WHAT THE TASK ASKS — The answer should hold only the line with "Read all visible content and emit it as JSON." and each line after it through the last line of the material, exactly.
(Beginning of DATA FOR REVIEW)
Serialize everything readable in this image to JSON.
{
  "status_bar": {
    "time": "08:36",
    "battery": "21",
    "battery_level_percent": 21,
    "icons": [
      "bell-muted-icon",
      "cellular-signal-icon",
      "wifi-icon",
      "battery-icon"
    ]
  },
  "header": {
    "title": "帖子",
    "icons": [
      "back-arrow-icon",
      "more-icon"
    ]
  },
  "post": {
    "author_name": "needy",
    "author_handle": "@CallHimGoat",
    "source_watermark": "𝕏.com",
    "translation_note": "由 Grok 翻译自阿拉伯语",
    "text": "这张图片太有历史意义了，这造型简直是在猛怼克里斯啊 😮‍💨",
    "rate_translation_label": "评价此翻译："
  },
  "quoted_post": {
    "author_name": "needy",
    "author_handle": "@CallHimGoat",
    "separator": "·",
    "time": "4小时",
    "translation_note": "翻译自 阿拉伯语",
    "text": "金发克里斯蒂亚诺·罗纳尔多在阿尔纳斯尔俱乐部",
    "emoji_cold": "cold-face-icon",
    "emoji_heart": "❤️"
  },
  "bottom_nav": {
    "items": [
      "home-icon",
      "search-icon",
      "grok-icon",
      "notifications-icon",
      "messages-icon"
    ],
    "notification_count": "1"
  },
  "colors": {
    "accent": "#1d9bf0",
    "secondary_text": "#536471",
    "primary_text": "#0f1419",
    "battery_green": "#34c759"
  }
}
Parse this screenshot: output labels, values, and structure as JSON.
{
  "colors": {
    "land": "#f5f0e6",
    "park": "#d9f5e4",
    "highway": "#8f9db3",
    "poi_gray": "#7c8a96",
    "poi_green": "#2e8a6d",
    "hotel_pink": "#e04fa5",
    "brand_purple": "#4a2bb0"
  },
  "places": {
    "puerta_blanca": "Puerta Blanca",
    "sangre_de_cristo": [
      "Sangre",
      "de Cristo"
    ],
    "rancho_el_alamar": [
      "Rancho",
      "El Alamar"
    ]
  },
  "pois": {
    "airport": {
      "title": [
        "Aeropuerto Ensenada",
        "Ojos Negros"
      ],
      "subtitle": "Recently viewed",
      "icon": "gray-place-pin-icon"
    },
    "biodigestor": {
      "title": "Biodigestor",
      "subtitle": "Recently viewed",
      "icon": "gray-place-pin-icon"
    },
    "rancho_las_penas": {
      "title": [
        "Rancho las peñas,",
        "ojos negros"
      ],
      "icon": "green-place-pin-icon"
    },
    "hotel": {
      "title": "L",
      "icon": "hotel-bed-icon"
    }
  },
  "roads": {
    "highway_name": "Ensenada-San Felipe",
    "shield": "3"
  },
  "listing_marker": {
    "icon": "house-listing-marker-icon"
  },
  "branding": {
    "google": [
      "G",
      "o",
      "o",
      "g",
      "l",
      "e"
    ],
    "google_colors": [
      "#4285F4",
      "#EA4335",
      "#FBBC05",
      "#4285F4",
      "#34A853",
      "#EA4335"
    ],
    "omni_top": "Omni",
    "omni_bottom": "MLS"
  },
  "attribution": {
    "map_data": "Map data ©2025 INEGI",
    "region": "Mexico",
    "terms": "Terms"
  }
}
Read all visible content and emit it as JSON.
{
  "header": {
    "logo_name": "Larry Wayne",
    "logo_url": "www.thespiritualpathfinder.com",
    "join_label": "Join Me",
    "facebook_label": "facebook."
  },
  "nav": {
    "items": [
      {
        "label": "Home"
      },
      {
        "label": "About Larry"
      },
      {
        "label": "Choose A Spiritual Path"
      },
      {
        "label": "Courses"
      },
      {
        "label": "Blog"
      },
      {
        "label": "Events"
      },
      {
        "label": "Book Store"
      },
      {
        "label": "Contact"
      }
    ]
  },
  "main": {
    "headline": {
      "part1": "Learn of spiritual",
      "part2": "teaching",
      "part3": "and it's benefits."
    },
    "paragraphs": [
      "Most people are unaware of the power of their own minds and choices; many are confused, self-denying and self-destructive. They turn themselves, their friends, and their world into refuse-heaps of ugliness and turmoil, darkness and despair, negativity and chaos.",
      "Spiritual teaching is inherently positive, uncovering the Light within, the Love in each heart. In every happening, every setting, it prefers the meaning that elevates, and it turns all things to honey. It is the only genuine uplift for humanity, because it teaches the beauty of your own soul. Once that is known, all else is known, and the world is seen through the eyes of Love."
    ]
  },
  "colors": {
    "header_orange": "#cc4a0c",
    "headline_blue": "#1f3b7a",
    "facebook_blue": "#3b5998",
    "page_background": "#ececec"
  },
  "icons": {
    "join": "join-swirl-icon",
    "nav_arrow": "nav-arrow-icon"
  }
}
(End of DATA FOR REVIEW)
ANSWER BOX —
Read all visible content and emit it as JSON.
{
  "header": {
    "logo_name": "Larry Wayne",
    "logo_url": "www.thespiritualpathfinder.com",
    "join_label": "Join Me",
    "facebook_label": "facebook."
  },
  "nav": {
    "items": [
      {
        "label": "Home"
      },
      {
        "label": "About Larry"
      },
      {
        "label": "Choose A Spiritual Path"
      },
      {
        "label": "Courses"
      },
      {
        "label": "Blog"
      },
      {
        "label": "Events"
      },
      {
        "label": "Book Store"
      },
      {
        "label": "Contact"
      }
    ]
  },
  "main": {
    "headline": {
      "part1": "Learn of spiritual",
      "part2": "teaching",
      "part3": "and it's benefits."
    },
    "paragraphs": [
      "Most people are unaware of the power of their own minds and choices; many are confused, self-denying and self-destructive. They turn themselves, their friends, and their world into refuse-heaps of ugliness and turmoil, darkness and despair, negativity and chaos.",
      "Spiritual teaching is inherently positive, uncovering the Light within, the Love in each heart. In every happening, every setting, it prefers the meaning that elevates, and it turns all things to honey. It is the only genuine uplift for humanity, because it teaches the beauty of your own soul. Once that is known, all else is known, and the world is seen through the eyes of Love."
    ]
  },
  "colors": {
    "header_orange": "#cc4a0c",
    "headline_blue": "#1f3b7a",
    "facebook_blue": "#3b5998",
    "page_background": "#ececec"
  },
  "icons": {
    "join": "join-swirl-icon",
    "nav_arrow": "nav-arrow-icon"
  }
}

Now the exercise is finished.